D2D1_RECT_F bounds; hr = m_pCircleGeometry1->GetBounds( D2D1::IdentityMatrix(), &bounds ); if (SUCCEEDED(hr)) { // Retrieve the bounds. }
The GetWidenedBounds method retrieves the bounds of the geometry after it is widened by the specified stroke width and style and transformed by the specified matrix. The following code example uses GetWidenedBounds to retrieve the bounds of a specified circle (m_pCircleGeometry1) after it is widened by the specified stroke width.
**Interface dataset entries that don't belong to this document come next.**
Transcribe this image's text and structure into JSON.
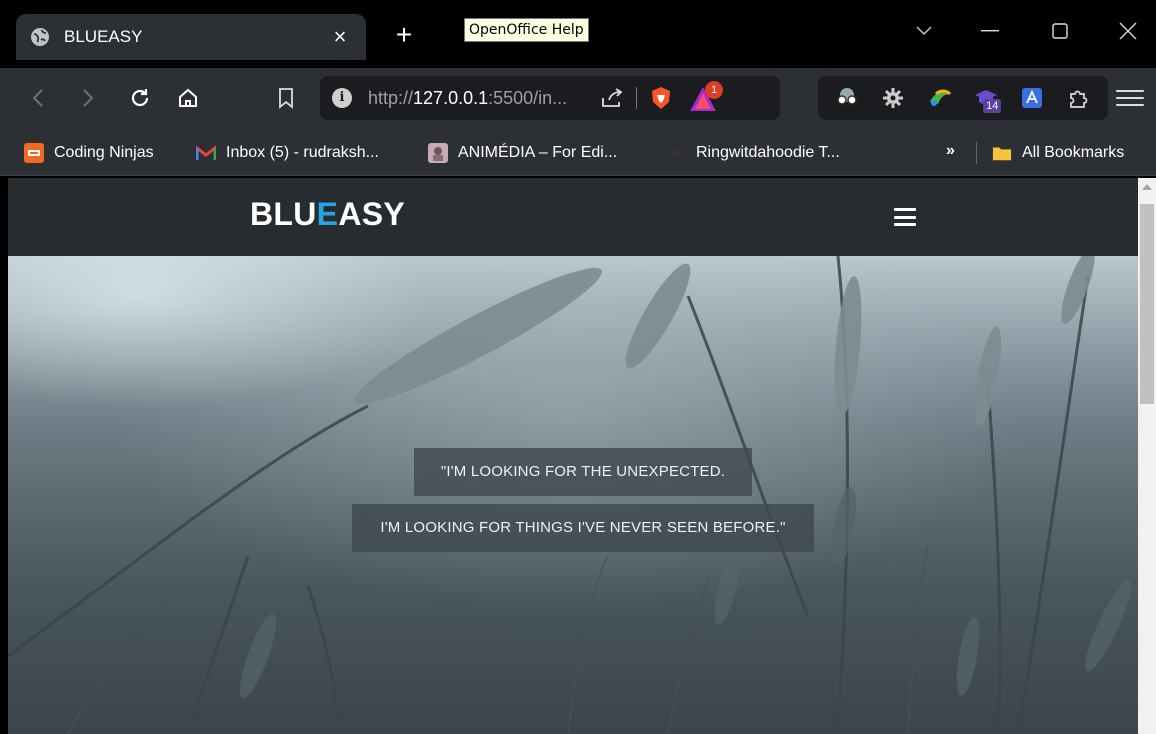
{
  "browser": {
    "tab": {
      "title": "BLUEASY",
      "close_label": "×"
    },
    "new_tab_label": "+",
    "tooltip": "OpenOffice Help",
    "url": {
      "prefix": "http://",
      "host": "127.0.0.1",
      "rest": ":5500/in..."
    },
    "rewards_badge": "1",
    "extension_count": "14",
    "bookmarks": [
      {
        "label": "Coding Ninjas",
        "icon": "coding-ninjas-icon",
        "color": "#f26a21"
      },
      {
        "label": "Inbox (5) - rudraksh...",
        "icon": "gmail-icon",
        "color": "#ea4335"
      },
      {
        "label": "ANIMÉDIA – For Edi...",
        "icon": "animedia-icon",
        "color": "#c9a9b2"
      },
      {
        "label": "Ringwitdahoodie T...",
        "icon": "ringwitdahoodie-icon",
        "color": "#333333"
      }
    ],
    "bookmarks_more": "»",
    "all_bookmarks": "All Bookmarks"
  },
  "site": {
    "logo_part1": "BLU",
    "logo_accent": "E",
    "logo_part2": "ASY",
    "accent_color": "#29a3e2",
    "hero_quote_line1": "\"I'M LOOKING FOR THE UNEXPECTED.",
    "hero_quote_line2": "I'M LOOKING FOR THINGS I'VE NEVER SEEN BEFORE.\""
  }
}
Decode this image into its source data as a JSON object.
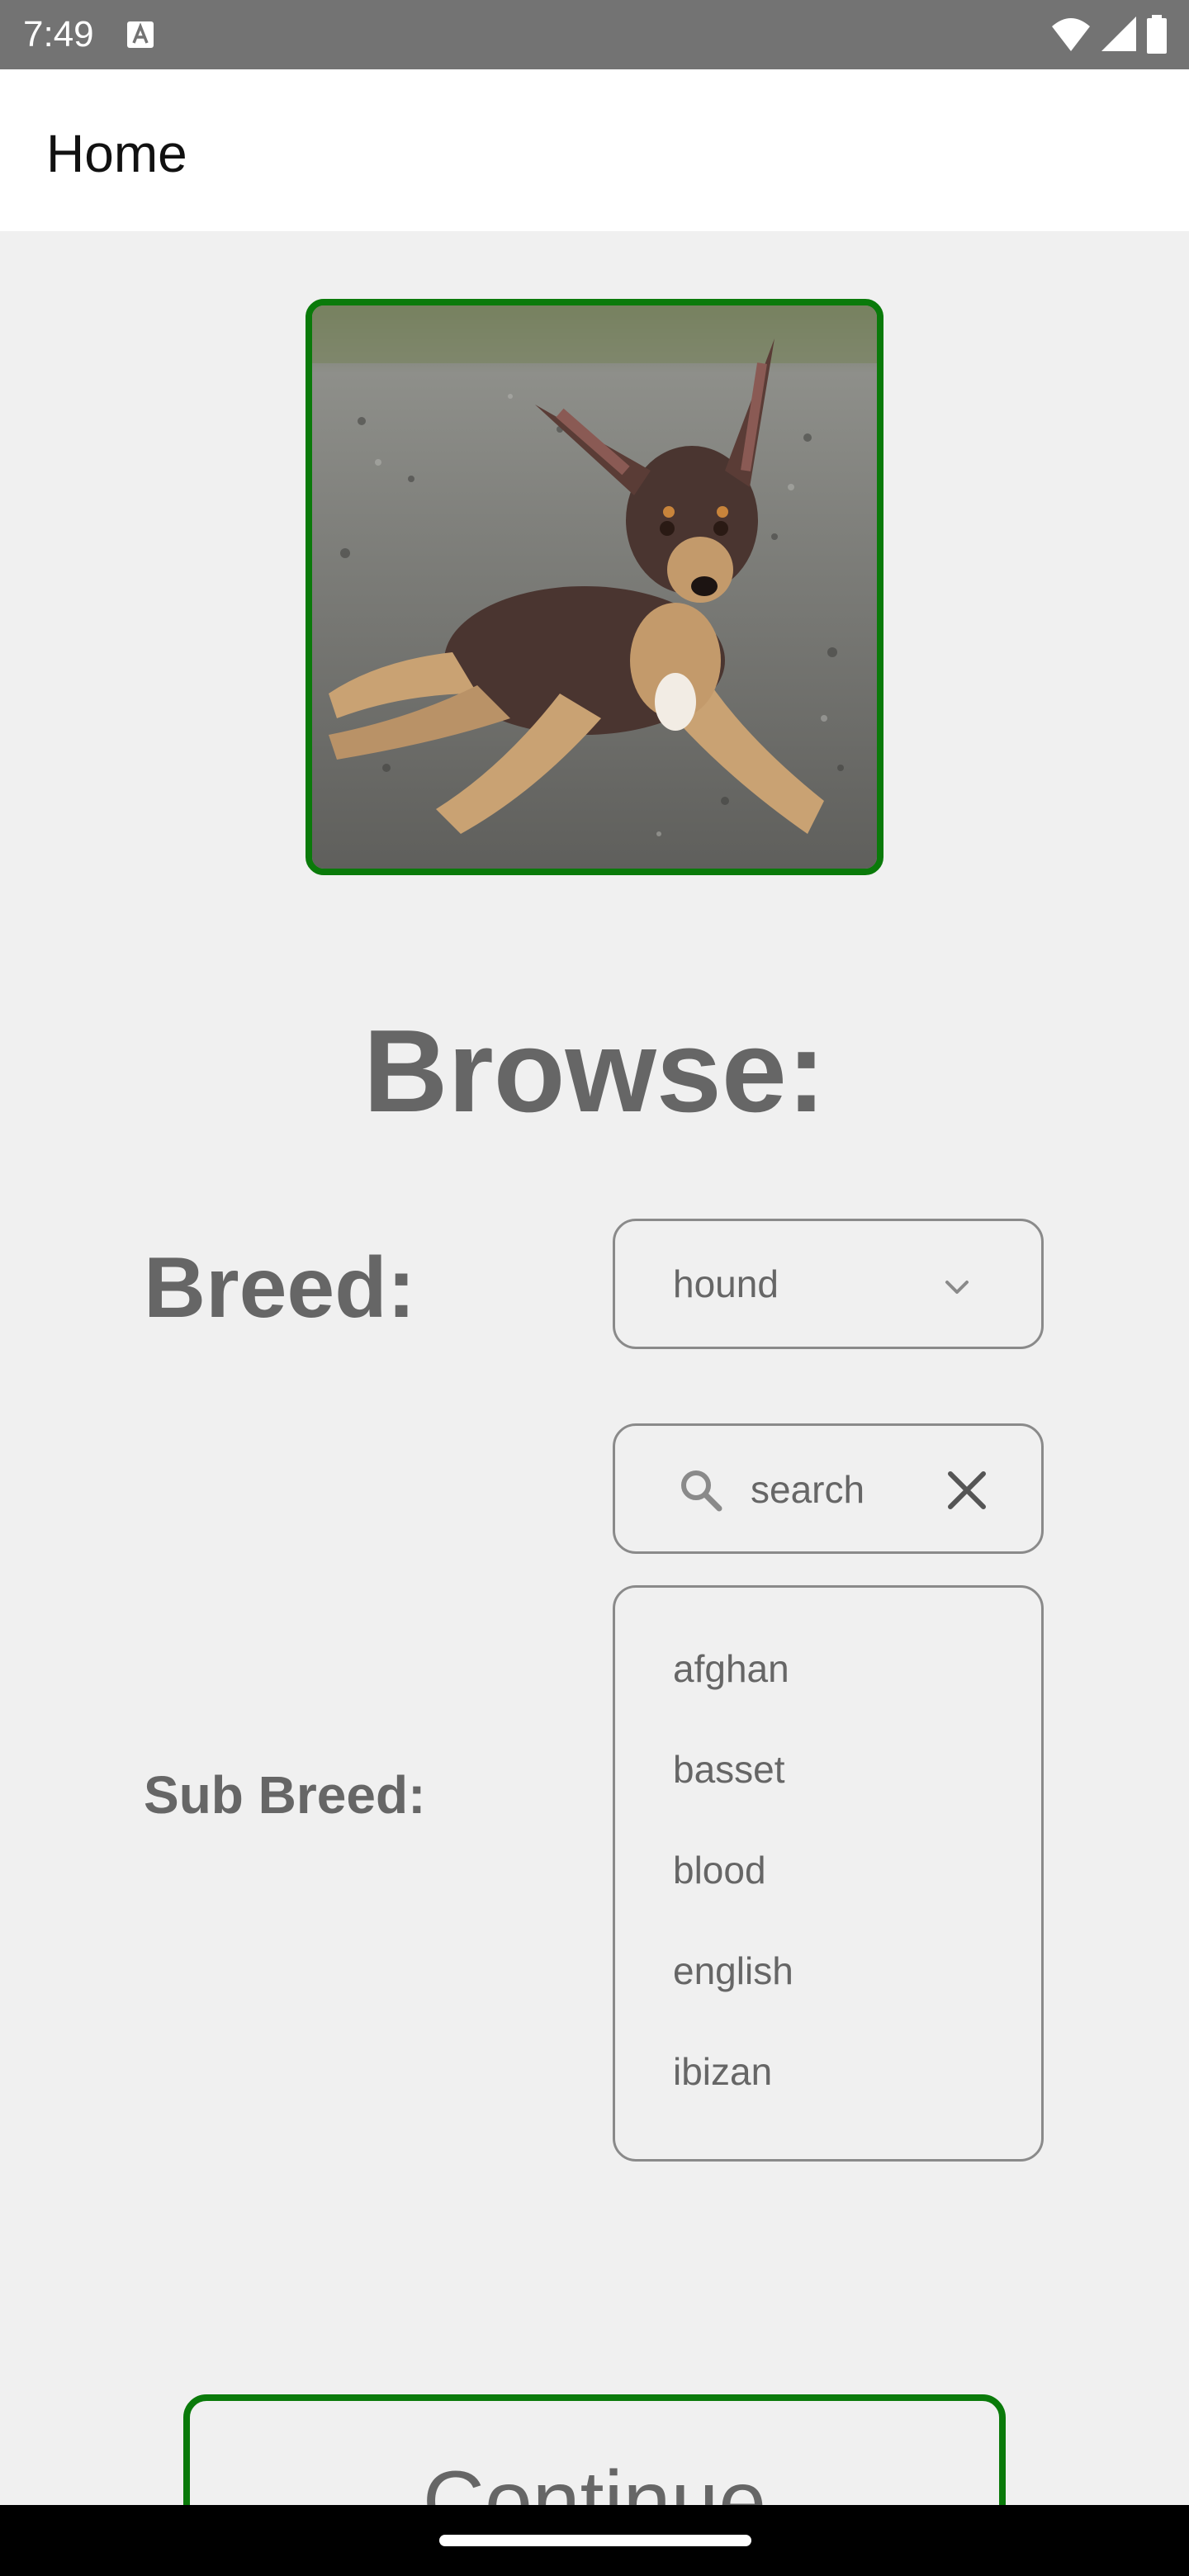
{
  "status_bar": {
    "time": "7:49"
  },
  "app_bar": {
    "title": "Home"
  },
  "main": {
    "browse_title": "Browse:",
    "breed_label": "Breed:",
    "breed_selected": "hound",
    "search_placeholder": "search",
    "sub_breed_label": "Sub Breed:",
    "sub_breeds": [
      "afghan",
      "basset",
      "blood",
      "english",
      "ibizan"
    ],
    "continue_label": "Continue"
  },
  "colors": {
    "accent_border": "#0a7a0a",
    "background": "#f0f0f0",
    "status_bar": "#737373"
  }
}
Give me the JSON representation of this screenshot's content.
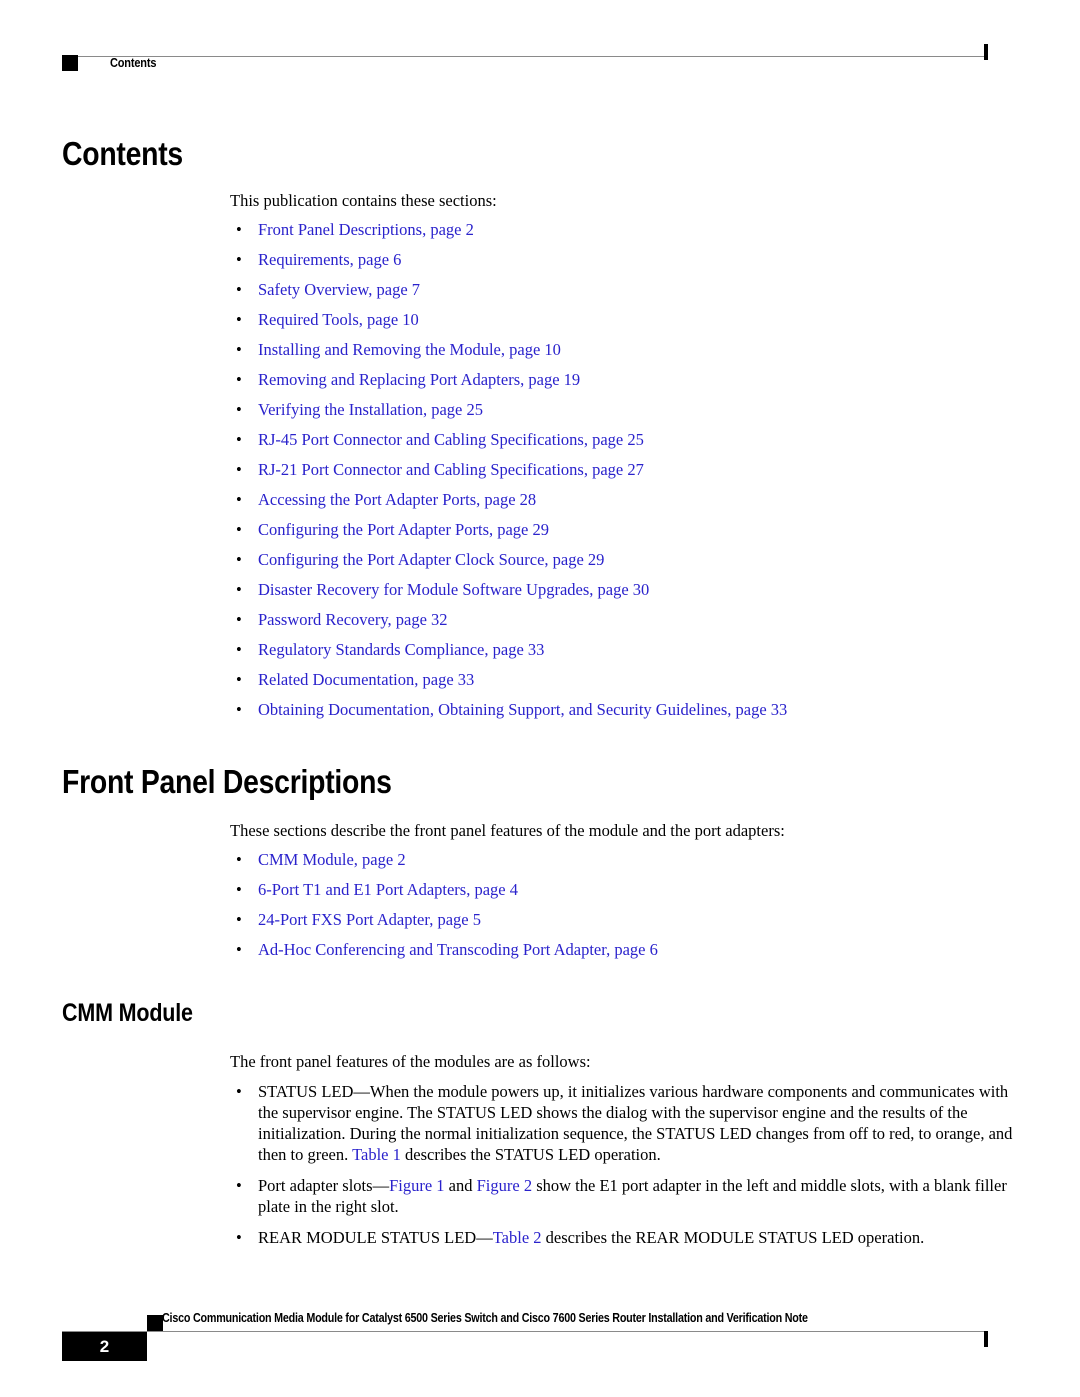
{
  "header": {
    "label": "Contents",
    "square_icon": "black-square-icon"
  },
  "sections": {
    "contents": {
      "heading": "Contents",
      "intro": "This publication contains these sections:",
      "items": [
        "Front Panel Descriptions, page 2",
        "Requirements, page 6",
        "Safety Overview, page 7",
        "Required Tools, page 10",
        "Installing and Removing the Module, page 10",
        "Removing and Replacing Port Adapters, page 19",
        "Verifying the Installation, page 25",
        "RJ-45 Port Connector and Cabling Specifications, page 25",
        "RJ-21 Port Connector and Cabling Specifications, page 27",
        "Accessing the Port Adapter Ports, page 28",
        "Configuring the Port Adapter Ports, page 29",
        "Configuring the Port Adapter Clock Source, page 29",
        "Disaster Recovery for Module Software Upgrades, page 30",
        "Password Recovery, page 32",
        "Regulatory Standards Compliance, page 33",
        "Related Documentation, page 33",
        "Obtaining Documentation, Obtaining Support, and Security Guidelines, page 33"
      ]
    },
    "front_panel": {
      "heading": "Front Panel Descriptions",
      "intro": "These sections describe the front panel features of the module and the port adapters:",
      "items": [
        "CMM Module, page 2",
        "6-Port T1 and E1 Port Adapters, page 4",
        "24-Port FXS Port Adapter, page 5",
        "Ad-Hoc Conferencing and Transcoding Port Adapter, page 6"
      ]
    },
    "cmm_module": {
      "heading": "CMM Module",
      "intro": "The front panel features of the modules are as follows:",
      "bullets": [
        {
          "parts": [
            {
              "text": "STATUS LED—When the module powers up, it initializes various hardware components and communicates with the supervisor engine. The STATUS LED shows the dialog with the supervisor engine and the results of the initialization. During the normal initialization sequence, the STATUS LED changes from off to red, to orange, and then to green. ",
              "link": false
            },
            {
              "text": "Table 1",
              "link": true
            },
            {
              "text": " describes the STATUS LED operation.",
              "link": false
            }
          ]
        },
        {
          "parts": [
            {
              "text": "Port adapter slots—",
              "link": false
            },
            {
              "text": "Figure 1",
              "link": true
            },
            {
              "text": " and ",
              "link": false
            },
            {
              "text": "Figure 2",
              "link": true
            },
            {
              "text": " show the E1 port adapter in the left and middle slots, with a blank filler plate in the right slot.",
              "link": false
            }
          ]
        },
        {
          "parts": [
            {
              "text": "REAR MODULE STATUS LED—",
              "link": false
            },
            {
              "text": "Table 2",
              "link": true
            },
            {
              "text": " describes the REAR MODULE STATUS LED operation.",
              "link": false
            }
          ]
        }
      ]
    }
  },
  "footer": {
    "page_number": "2",
    "document_title": "Cisco Communication Media Module for Catalyst 6500 Series Switch and Cisco 7600 Series Router Installation and Verification Note",
    "square_icon": "black-square-icon"
  },
  "colors": {
    "link": "#2a22cc",
    "rule": "#8a8a8a",
    "text": "#000000"
  },
  "bullet_glyph": "•"
}
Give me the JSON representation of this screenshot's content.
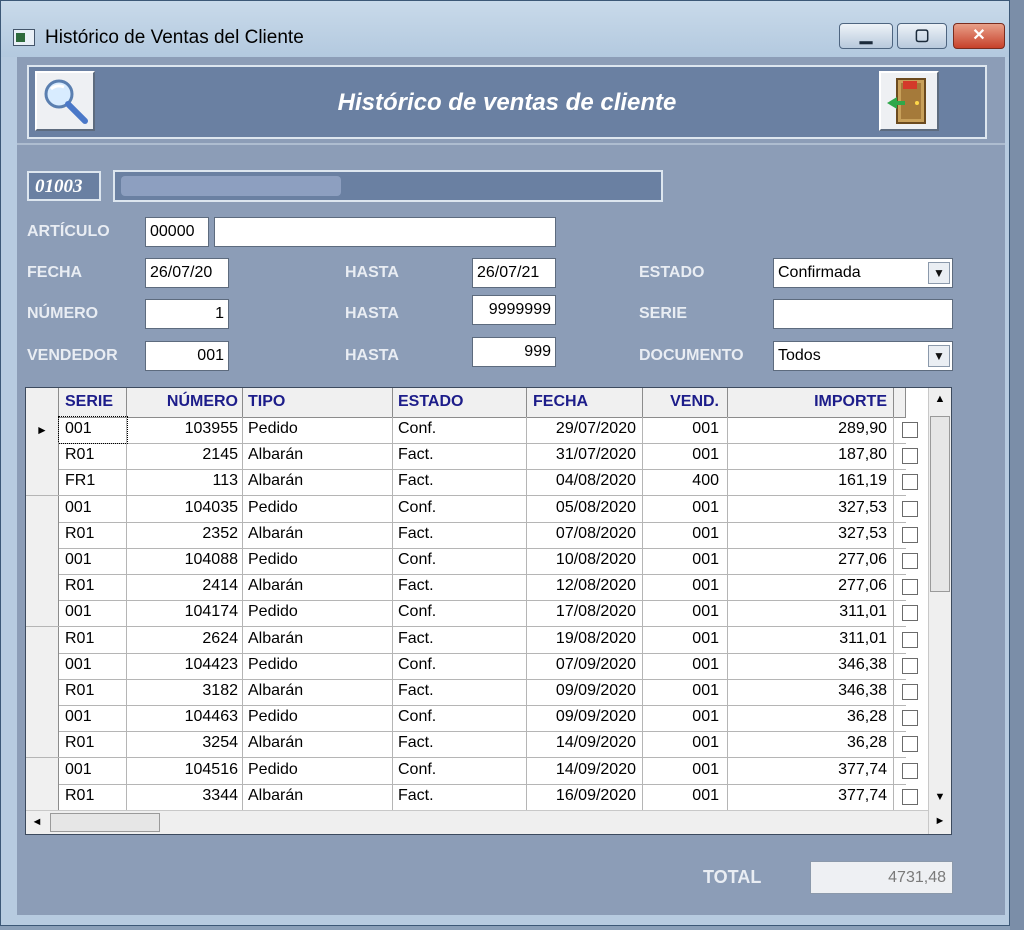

float dashes[] = {1.f, 1.f, 2.f, 3.f, 5.f}; m_pD2DFactory->CreateStrokeStyle( D2D1::StrokeStyleProperties( D2D1_CAP_STYLE_FLAT, D2D1_CAP_STYLE_FLAT, D2D1_CAP_STYLE_ROUND, D2D1_LINE_JOIN_ROUND, // lineJoin 10.f, //miterLimit D2D1_DASH_STYLE_CUSTOM, 0.f //dashOffset ), dashes, ARRAYSIZE(dashes)-1, &m_pStrokeStyle );
D2D1_RECT_F bounds1; hr = m_pCircleGeometry1->GetWidenedBounds( 5.0, m_pStrokeStyle, D2D1::IdentityMatrix(), &bounds1 ); if (SUCCEEDED(hr)) { // Retrieve the widened bounds. }
ComputePointAtLength
The ComputePointAtLength method calculates the point and tangent vector at the specified distance along the geometry. The following code example uses ComputePointAtLength.
D2D1_POINT_2F point; D2D1_POINT_2F tangent; hr = m_pCircleGeometry1->ComputePointAtLength( 10, NULL, &point, &tangent);
Related topics